The average price of a house in Canada has now topped half-a-million dollars, an increase of 3.5% over February of last year. Of course, the usual suspects are getting the blame. At the same time the household debt to income ratio has also hit a new high. But housing prices are not entirely responsible.
The latest numbers from the Canadian Real Estate Association put the average price of a house at a little less than $520,000, propped up by the Greater Toronto Area and Greater Vancouver. When those two markets are taken out of the calculation the average price falls by $150,000 to just below $370,000 – a drop of nearly 30%.
Along with the CREA figures, Statistics Canada is reporting that household debt climbed to 167.3% of disposable income in Q4 of 2016, a new record high. Most of that new debt, about two-thirds of it, is mortgage debt but there are other growing components. Credit tracking agency Equifax reports both car loans and installment loans were up by nearly 8% last year, compared to 2015.

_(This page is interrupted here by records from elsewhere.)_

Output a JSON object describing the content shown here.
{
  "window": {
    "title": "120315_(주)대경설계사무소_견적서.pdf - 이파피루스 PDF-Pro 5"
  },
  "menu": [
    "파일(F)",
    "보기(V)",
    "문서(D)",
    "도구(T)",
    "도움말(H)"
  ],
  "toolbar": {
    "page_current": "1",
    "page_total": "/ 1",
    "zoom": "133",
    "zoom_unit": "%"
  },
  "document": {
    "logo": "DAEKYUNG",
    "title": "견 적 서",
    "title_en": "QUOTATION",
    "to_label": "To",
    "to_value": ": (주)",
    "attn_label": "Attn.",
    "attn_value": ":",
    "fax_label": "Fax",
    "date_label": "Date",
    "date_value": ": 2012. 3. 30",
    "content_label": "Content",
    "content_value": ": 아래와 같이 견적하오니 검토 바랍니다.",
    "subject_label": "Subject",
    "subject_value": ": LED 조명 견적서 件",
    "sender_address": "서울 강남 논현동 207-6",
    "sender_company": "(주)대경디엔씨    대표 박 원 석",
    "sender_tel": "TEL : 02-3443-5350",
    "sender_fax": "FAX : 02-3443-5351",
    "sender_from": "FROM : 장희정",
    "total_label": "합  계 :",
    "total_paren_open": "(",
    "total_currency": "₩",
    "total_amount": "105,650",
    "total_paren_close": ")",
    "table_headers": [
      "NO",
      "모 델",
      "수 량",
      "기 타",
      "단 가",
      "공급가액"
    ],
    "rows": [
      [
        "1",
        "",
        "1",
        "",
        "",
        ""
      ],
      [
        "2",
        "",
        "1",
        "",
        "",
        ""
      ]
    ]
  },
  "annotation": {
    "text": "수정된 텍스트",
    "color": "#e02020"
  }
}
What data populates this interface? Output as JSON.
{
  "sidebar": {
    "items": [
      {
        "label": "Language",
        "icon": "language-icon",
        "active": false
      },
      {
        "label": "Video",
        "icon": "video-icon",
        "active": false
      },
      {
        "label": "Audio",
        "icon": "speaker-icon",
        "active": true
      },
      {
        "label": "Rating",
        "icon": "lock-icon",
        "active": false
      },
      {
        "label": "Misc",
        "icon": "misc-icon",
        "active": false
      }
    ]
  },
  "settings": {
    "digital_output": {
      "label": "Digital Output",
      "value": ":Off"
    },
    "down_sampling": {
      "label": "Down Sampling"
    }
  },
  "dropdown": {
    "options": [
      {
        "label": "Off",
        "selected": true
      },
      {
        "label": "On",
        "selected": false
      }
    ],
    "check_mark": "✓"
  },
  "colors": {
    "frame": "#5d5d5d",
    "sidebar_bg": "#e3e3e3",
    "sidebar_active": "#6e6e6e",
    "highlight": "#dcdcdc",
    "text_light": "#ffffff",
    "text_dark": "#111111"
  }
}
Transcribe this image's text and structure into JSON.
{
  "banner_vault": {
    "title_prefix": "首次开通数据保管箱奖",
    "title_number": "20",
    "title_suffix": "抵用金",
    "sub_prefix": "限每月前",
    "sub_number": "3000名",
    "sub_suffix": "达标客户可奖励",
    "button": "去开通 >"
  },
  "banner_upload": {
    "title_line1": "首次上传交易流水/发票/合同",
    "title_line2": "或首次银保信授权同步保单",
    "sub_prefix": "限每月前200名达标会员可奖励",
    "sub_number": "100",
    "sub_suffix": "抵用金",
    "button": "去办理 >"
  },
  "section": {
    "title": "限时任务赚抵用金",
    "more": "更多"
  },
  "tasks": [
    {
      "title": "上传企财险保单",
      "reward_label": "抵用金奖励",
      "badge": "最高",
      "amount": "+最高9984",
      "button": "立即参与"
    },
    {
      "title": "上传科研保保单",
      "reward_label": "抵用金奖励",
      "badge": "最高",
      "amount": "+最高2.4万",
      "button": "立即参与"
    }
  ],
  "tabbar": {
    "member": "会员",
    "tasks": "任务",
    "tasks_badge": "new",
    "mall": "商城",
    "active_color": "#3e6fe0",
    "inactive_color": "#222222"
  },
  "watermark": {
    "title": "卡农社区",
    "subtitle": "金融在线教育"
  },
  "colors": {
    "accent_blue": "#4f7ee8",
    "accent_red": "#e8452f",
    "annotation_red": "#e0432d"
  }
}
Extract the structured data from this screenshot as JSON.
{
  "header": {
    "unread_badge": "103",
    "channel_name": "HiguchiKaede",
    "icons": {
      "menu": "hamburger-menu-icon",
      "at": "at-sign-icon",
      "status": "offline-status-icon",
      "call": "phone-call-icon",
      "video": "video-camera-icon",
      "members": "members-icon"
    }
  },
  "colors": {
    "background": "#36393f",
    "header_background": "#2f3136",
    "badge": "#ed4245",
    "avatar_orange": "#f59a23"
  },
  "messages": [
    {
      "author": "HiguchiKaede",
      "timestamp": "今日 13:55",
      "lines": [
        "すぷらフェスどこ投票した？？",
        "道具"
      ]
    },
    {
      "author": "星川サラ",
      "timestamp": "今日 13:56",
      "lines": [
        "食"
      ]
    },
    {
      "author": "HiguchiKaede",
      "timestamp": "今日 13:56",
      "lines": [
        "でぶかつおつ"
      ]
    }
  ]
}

Equifax also reports that more Canadians, 46%, are paying down debt. But it says the 37% who are taking on more, are adding larger amounts. StatsCan reports the saving rate is up slightly from 5.2% to 5.5%.